“The U.S.’s leadership two decades ago in limiting domestic trade in ivory prompted action from others around the world,” said Jeffrey Flocken, North American regional director with the International Fund for Despite the 1989 ban on commercial ivory trade in the U.S., recent seizures and busts in the country show that the United States remains a major destination for illegal ivory. Destroying the ivory stockpile sends a crucial message that ivory is not acceptable as art – nor jewelry, carvings or trinkets.
“By crushing this ivory stockpile, the U.S. government is sending a signal. If we’re going to solve this crisis we have to crush the demand, driven by organized crime syndicates who are robbing the world of elephants and stealing the natural heritage of African nations,” said Carter Roberts, president and CEO of World Wildlife Fund in the United States.
“It’s a global phenomenon. So we hope this encourages other governments to take bold, decisive steps to curb the demand for illegal elephant products,” he said.
Roberts has been chosen to serve on the Advisory Council.
Other members appointed today include:
- David Barron, Chairman of the Board, International Conservation Caucus Foundation
- Patrick Bergin, CEO, African Wildlife Foundation
- Tod Cohen, vice president and deputy general counsel of global government relations, eBay Inc.
- David Hayes, distinguished visiting lecturer of law, Stanford Law School
- Cristián Samper, president and CEO, Wildlife Conservation Society
- John Webb, former chief of the Environmental Crimes Section, U.S. Department of Justice
- Crawford Allen, senior director, TRAFFIC, the wildlife traffic monitoring network
- Stanley Asah, assistant professor, University of Washington

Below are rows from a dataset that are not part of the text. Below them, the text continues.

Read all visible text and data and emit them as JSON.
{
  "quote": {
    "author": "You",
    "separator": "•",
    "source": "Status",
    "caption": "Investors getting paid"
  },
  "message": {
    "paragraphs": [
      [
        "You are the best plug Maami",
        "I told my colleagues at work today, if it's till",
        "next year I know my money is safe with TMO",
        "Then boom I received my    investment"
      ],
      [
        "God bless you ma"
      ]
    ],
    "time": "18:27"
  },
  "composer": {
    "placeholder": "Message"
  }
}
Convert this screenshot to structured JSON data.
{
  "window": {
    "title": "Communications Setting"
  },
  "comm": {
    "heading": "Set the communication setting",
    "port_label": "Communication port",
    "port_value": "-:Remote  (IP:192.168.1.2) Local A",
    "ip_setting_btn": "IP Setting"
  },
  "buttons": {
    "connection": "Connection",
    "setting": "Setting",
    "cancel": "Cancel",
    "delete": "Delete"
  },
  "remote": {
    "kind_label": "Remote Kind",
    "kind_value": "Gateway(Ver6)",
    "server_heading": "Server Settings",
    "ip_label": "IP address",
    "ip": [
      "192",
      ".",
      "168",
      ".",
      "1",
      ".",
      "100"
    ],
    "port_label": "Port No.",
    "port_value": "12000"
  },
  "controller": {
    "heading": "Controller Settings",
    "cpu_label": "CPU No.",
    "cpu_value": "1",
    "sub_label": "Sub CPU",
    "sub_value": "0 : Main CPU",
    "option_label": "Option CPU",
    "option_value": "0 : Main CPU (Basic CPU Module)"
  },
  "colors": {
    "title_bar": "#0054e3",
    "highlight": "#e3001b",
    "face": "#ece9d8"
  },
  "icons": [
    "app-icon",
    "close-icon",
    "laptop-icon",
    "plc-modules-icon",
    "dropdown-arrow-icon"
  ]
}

- Marcus Asner, partner, Arnold & Porter LLP
- Susan Lieberman, former director of the Global Species Program, WWF-International